In the below diagram, the emphasis is on the relation between size, threshold and expansion of capacity. In order to simplify the diagram, it is assumed the new entries occupy array elements in serial order.

HashMap Threshold Mechanics |

All the entries are transferred from current table to new Table.

This process is called **rehashing **because it also applies hash function to find new bucket location.

### Transfer of HashMap elements

Whenever we have to re-size the hash table, the elements from the old array will have to be transferred to the new expanded array. Since the **capacity is** **doubled**, the elements based on the hash key may either stay at same index, or move with a power of two offset.

Re-hashing of HashMap |

## Iterator

Since the hash value determines the bucket location, the iterator doesn’t promises any order. Iterator returns the first not null element in the array starting with index=0.

Below example puts keys in order “Hello”,”!”, “How”,”are”,”you” to a HashMap object but iterator returns in completely different order. It returns elements from the first available entry, its next entry in the linked list, if any, else the next available entry in the table till it reaches the end of the table.

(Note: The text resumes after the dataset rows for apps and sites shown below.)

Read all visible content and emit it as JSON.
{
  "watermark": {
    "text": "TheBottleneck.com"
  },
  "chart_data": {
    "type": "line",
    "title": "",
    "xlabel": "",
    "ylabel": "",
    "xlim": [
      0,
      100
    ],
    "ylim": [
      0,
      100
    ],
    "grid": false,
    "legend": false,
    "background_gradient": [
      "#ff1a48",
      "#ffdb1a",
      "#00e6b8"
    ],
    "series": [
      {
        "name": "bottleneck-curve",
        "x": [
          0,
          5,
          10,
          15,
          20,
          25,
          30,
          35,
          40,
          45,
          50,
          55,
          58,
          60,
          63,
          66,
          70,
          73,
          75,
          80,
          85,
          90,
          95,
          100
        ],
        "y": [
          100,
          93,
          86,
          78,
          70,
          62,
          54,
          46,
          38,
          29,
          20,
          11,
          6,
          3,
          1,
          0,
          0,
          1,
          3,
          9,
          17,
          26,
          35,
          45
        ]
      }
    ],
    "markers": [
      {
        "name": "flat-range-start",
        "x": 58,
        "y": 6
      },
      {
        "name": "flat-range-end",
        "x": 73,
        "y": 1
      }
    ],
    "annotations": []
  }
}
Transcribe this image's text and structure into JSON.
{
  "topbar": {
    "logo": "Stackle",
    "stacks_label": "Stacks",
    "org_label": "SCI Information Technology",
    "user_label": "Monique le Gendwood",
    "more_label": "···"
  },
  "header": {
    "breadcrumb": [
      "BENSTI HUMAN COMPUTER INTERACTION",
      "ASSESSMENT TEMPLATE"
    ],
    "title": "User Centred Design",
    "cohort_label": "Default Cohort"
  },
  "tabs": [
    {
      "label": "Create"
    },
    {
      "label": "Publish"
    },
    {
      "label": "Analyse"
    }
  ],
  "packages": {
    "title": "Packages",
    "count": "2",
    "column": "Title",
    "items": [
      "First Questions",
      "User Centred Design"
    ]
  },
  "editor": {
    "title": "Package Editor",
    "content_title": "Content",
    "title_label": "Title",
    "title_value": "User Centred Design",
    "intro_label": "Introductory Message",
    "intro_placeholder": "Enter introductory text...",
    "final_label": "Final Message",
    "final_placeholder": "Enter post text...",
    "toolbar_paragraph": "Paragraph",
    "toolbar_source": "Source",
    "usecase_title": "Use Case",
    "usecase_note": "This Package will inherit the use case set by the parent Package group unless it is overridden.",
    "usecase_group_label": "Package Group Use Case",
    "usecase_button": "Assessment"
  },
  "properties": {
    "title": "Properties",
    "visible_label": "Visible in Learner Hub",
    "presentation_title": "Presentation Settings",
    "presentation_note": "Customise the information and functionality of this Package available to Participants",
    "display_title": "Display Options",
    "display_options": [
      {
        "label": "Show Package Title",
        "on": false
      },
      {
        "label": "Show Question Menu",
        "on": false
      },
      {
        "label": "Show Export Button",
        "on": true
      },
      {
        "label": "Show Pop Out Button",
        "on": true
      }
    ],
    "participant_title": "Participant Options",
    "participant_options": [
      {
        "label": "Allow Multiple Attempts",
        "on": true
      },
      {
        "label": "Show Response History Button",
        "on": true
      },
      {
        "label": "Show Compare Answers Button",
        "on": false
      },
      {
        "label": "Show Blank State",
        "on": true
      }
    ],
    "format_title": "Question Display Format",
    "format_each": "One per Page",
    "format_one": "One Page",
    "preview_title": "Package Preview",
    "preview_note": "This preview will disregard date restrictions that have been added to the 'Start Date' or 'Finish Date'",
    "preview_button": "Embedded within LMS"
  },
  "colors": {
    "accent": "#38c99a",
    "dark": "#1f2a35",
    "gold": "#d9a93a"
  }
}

Order of elements returned by the iterator |

### Iterator Example

public void testMapItr() { Map m = new HashMap(); m.put("Hello", null); m.put("!", null); m.put("How", null); m.put("are", null); m.put("you", null); Iterator itr = m.keySet().iterator(); while (itr.hasNext()) { String key = itr.next(); int hash = hash(key.hashCode()); System.out.println("table[" + (hash & 15) + "]=" + key); } } static int hash(int h) { h ^= (h >>> 20) ^ (h >>> 12); return h ^ (h >>> 7) ^ (h >>> 4); }

Result:

table[3]=are table[3]=! table[10]=you table[11]=How table[14]=Hello

## More Java Maps

There are more articles on Java Maps that you may want to read here: